Could you output exactly the lines running from the one containing "Give me the" to the final line of the listing below, leaving out pictures?
====
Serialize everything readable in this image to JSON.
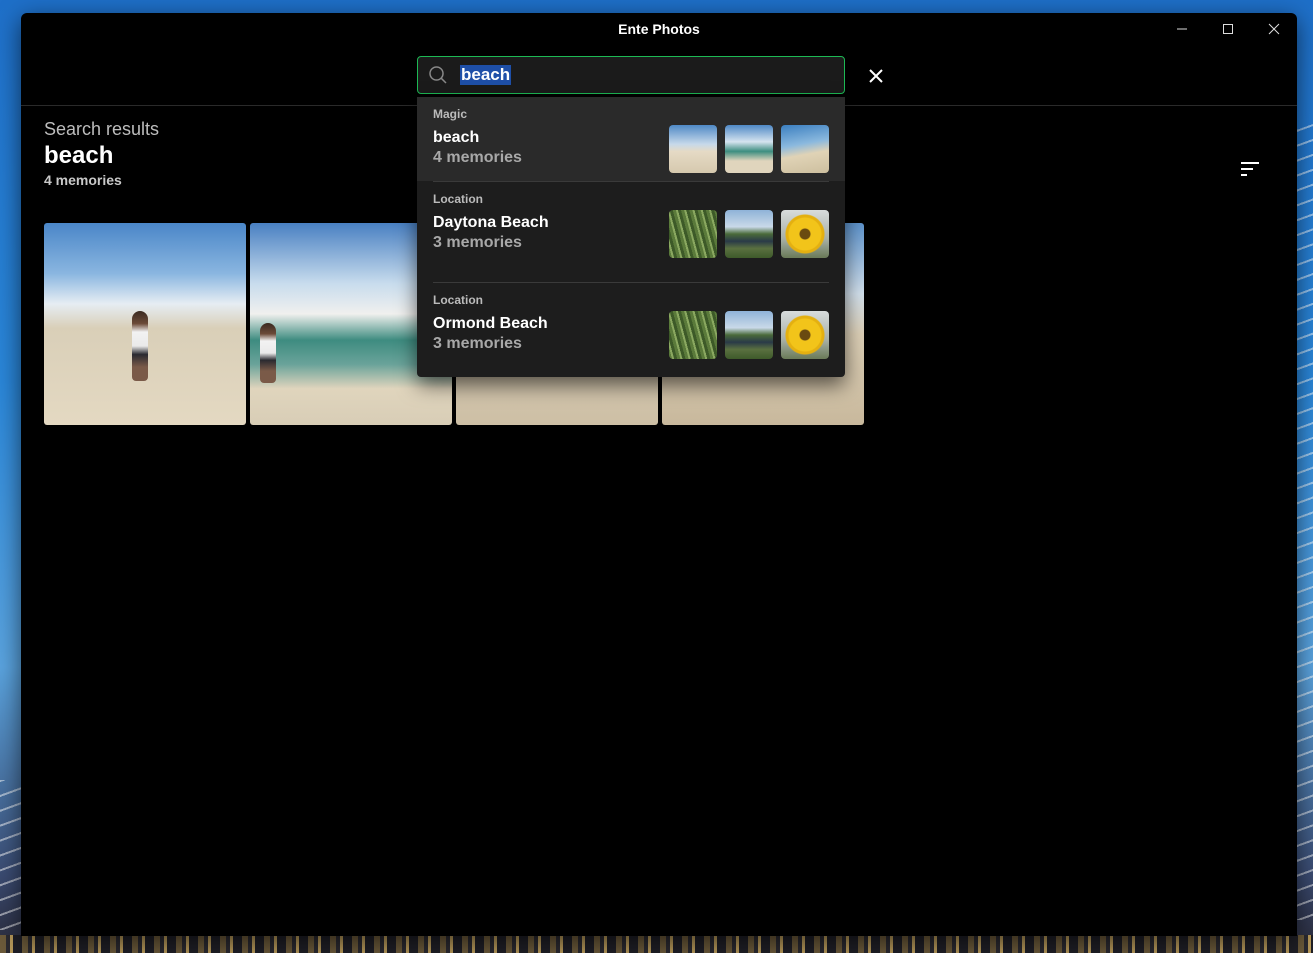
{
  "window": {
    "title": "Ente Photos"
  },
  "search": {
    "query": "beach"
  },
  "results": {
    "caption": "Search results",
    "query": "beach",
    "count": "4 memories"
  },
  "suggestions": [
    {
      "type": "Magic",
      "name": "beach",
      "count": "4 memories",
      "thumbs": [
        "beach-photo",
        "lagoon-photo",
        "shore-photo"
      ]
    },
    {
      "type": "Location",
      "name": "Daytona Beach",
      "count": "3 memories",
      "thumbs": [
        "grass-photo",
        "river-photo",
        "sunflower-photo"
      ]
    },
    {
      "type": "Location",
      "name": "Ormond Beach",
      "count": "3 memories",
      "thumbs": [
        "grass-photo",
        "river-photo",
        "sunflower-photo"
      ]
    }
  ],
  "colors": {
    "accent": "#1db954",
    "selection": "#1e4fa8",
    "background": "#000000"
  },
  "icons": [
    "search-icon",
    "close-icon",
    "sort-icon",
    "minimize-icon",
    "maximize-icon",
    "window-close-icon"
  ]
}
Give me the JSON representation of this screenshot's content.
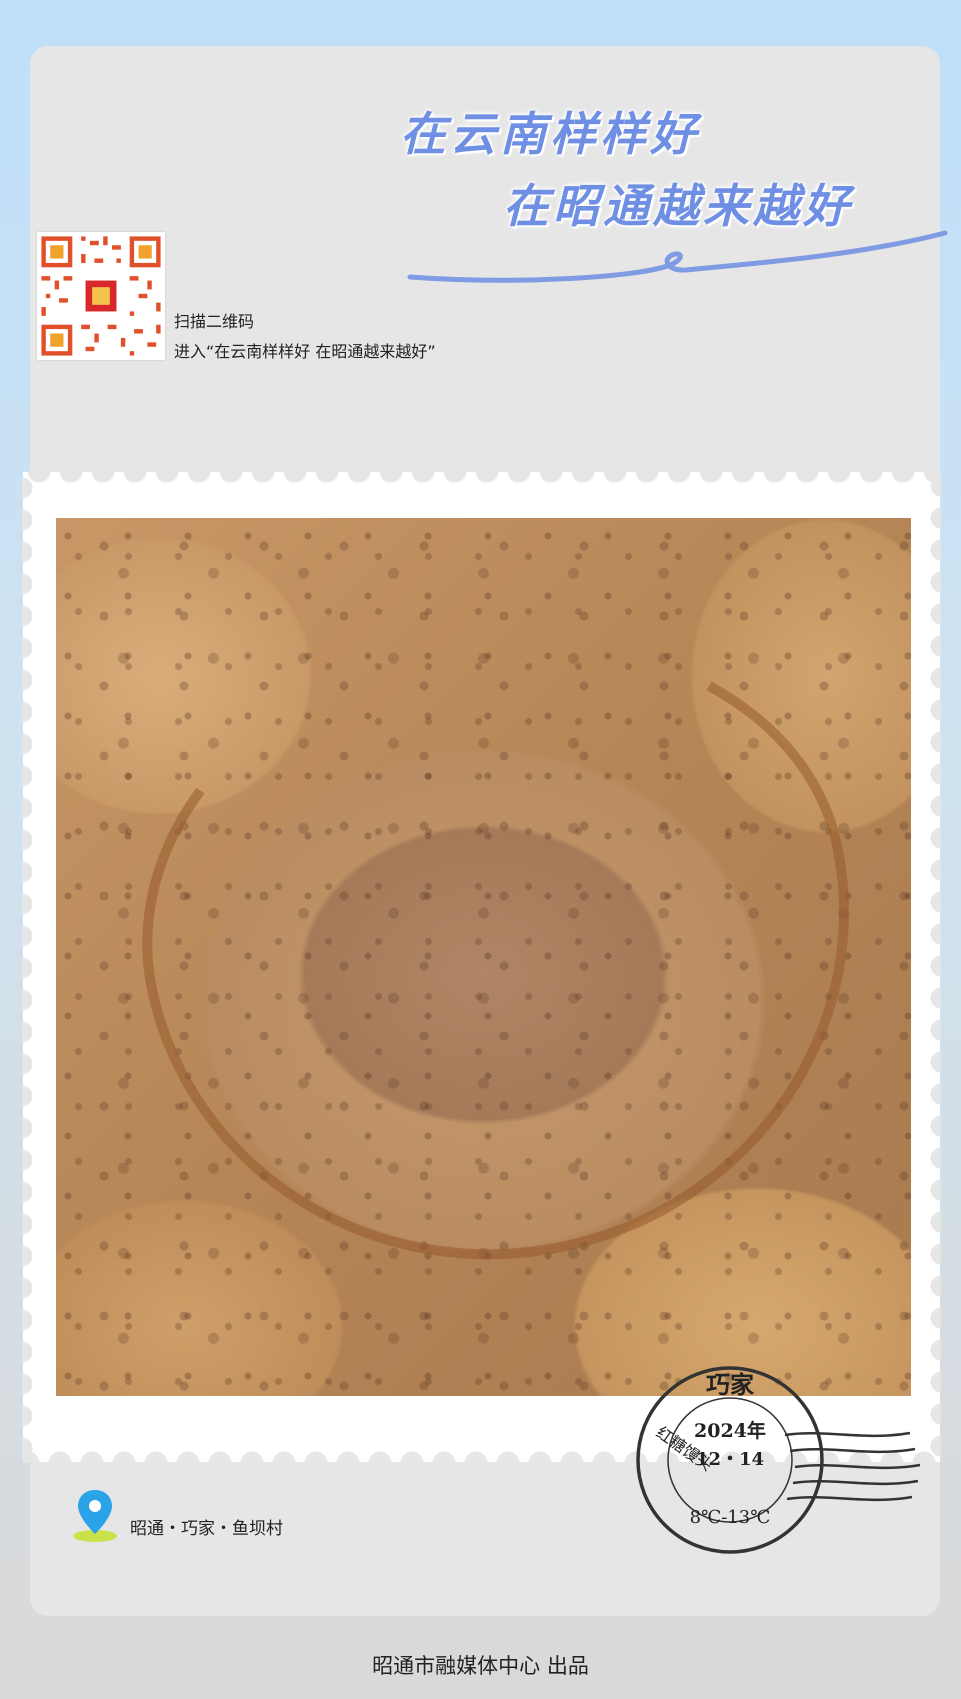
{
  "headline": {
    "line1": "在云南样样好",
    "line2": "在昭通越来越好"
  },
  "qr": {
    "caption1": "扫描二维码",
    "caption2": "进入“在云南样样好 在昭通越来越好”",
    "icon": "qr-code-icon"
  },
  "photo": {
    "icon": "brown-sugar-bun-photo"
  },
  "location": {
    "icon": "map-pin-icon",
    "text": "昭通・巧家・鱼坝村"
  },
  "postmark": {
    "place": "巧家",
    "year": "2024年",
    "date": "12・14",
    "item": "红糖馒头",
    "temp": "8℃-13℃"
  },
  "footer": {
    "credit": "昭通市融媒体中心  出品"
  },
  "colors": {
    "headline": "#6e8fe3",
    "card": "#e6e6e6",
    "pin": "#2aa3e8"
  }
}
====
### Task result
Give me the JSON representation of this screenshot's content.
{
  "headline": {
    "line1": "在云南样样好",
    "line2": "在昭通越来越好"
  },
  "qr": {
    "caption1": "扫描二维码",
    "caption2": "进入“在云南样样好 在昭通越来越好”",
    "icon": "qr-code-icon"
  },
  "photo": {
    "icon": "brown-sugar-bun-photo"
  },
  "location": {
    "icon": "map-pin-icon",
    "text": "昭通・巧家・鱼坝村"
  },
  "postmark": {
    "place": "巧家",
    "year": "2024年",
    "date": "12・14",
    "item": "红糖馒头",
    "temp": "8℃-13℃"
  },
  "footer": {
    "credit": "昭通市融媒体中心  出品"
  },
  "colors": {
    "headline": "#6e8fe3",
    "card": "#e6e6e6",
    "pin": "#2aa3e8"
  }
}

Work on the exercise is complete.